◆ AIM OF THE TASK
Every record should be written out again in full, with no character altered.

Dataset entries:
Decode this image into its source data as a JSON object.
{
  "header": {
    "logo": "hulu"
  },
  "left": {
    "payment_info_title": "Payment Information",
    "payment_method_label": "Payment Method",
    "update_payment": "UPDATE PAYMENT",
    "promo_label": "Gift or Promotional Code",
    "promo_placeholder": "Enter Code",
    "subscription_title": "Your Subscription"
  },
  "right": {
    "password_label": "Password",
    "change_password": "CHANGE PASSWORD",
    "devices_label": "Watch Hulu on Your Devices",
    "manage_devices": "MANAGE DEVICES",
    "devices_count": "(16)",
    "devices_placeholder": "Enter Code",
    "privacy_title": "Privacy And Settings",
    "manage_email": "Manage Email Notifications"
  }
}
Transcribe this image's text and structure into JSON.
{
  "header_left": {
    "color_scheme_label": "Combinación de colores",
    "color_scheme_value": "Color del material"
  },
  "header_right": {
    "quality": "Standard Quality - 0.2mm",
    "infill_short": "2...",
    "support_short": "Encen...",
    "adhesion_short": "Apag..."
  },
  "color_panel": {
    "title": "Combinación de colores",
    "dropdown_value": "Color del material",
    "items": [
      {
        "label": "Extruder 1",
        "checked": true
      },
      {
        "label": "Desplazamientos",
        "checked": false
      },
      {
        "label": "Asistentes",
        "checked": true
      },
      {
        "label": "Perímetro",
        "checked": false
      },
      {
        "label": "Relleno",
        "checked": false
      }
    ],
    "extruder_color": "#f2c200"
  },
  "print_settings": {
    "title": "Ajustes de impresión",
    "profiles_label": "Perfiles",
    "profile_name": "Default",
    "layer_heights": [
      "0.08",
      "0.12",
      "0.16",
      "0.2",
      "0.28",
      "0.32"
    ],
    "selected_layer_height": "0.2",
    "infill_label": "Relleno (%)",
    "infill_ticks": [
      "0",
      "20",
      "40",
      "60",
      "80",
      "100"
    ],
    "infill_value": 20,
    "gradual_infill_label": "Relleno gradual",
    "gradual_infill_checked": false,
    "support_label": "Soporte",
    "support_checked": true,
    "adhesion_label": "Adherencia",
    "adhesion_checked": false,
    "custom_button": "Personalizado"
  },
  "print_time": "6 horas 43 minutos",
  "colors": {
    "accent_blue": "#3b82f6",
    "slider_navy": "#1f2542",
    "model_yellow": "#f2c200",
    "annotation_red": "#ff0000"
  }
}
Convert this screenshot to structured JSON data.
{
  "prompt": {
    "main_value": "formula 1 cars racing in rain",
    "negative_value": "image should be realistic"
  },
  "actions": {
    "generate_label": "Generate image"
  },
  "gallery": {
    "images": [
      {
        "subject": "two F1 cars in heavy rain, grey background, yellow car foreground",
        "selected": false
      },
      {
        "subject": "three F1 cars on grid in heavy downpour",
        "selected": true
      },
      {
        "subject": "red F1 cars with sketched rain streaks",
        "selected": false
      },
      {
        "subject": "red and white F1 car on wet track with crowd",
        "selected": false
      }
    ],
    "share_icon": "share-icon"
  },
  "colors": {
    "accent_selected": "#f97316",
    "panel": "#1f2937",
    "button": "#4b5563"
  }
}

◆ ANSWER TO THE PROBLEM
Decode this image into its source data as a JSON object.
{
  "header": {
    "logo": "hulu"
  },
  "left": {
    "payment_info_title": "Payment Information",
    "payment_method_label": "Payment Method",
    "update_payment": "UPDATE PAYMENT",
    "promo_label": "Gift or Promotional Code",
    "promo_placeholder": "Enter Code",
    "subscription_title": "Your Subscription"
  },
  "right": {
    "password_label": "Password",
    "change_password": "CHANGE PASSWORD",
    "devices_label": "Watch Hulu on Your Devices",
    "manage_devices": "MANAGE DEVICES",
    "devices_count": "(16)",
    "devices_placeholder": "Enter Code",
    "privacy_title": "Privacy And Settings",
    "manage_email": "Manage Email Notifications"
  }
}
Transcribe this image's text and structure into JSON.
{
  "header_left": {
    "color_scheme_label": "Combinación de colores",
    "color_scheme_value": "Color del material"
  },
  "header_right": {
    "quality": "Standard Quality - 0.2mm",
    "infill_short": "2...",
    "support_short": "Encen...",
    "adhesion_short": "Apag..."
  },
  "color_panel": {
    "title": "Combinación de colores",
    "dropdown_value": "Color del material",
    "items": [
      {
        "label": "Extruder 1",
        "checked": true
      },
      {
        "label": "Desplazamientos",
        "checked": false
      },
      {
        "label": "Asistentes",
        "checked": true
      },
      {
        "label": "Perímetro",
        "checked": false
      },
      {
        "label": "Relleno",
        "checked": false
      }
    ],
    "extruder_color": "#f2c200"
  },
  "print_settings": {
    "title": "Ajustes de impresión",
    "profiles_label": "Perfiles",
    "profile_name": "Default",
    "layer_heights": [
      "0.08",
      "0.12",
      "0.16",
      "0.2",
      "0.28",
      "0.32"
    ],
    "selected_layer_height": "0.2",
    "infill_label": "Relleno (%)",
    "infill_ticks": [
      "0",
      "20",
      "40",
      "60",
      "80",
      "100"
    ],
    "infill_value": 20,
    "gradual_infill_label": "Relleno gradual",
    "gradual_infill_checked": false,
    "support_label": "Soporte",
    "support_checked": true,
    "adhesion_label": "Adherencia",
    "adhesion_checked": false,
    "custom_button": "Personalizado"
  },
  "print_time": "6 horas 43 minutos",
  "colors": {
    "accent_blue": "#3b82f6",
    "slider_navy": "#1f2542",
    "model_yellow": "#f2c200",
    "annotation_red": "#ff0000"
  }
}
Convert this screenshot to structured JSON data.
{
  "prompt": {
    "main_value": "formula 1 cars racing in rain",
    "negative_value": "image should be realistic"
  },
  "actions": {
    "generate_label": "Generate image"
  },
  "gallery": {
    "images": [
      {
        "subject": "two F1 cars in heavy rain, grey background, yellow car foreground",
        "selected": false
      },
      {
        "subject": "three F1 cars on grid in heavy downpour",
        "selected": true
      },
      {
        "subject": "red F1 cars with sketched rain streaks",
        "selected": false
      },
      {
        "subject": "red and white F1 car on wet track with crowd",
        "selected": false
      }
    ],
    "share_icon": "share-icon"
  },
  "colors": {
    "accent_selected": "#f97316",
    "panel": "#1f2937",
    "button": "#4b5563"
  }
}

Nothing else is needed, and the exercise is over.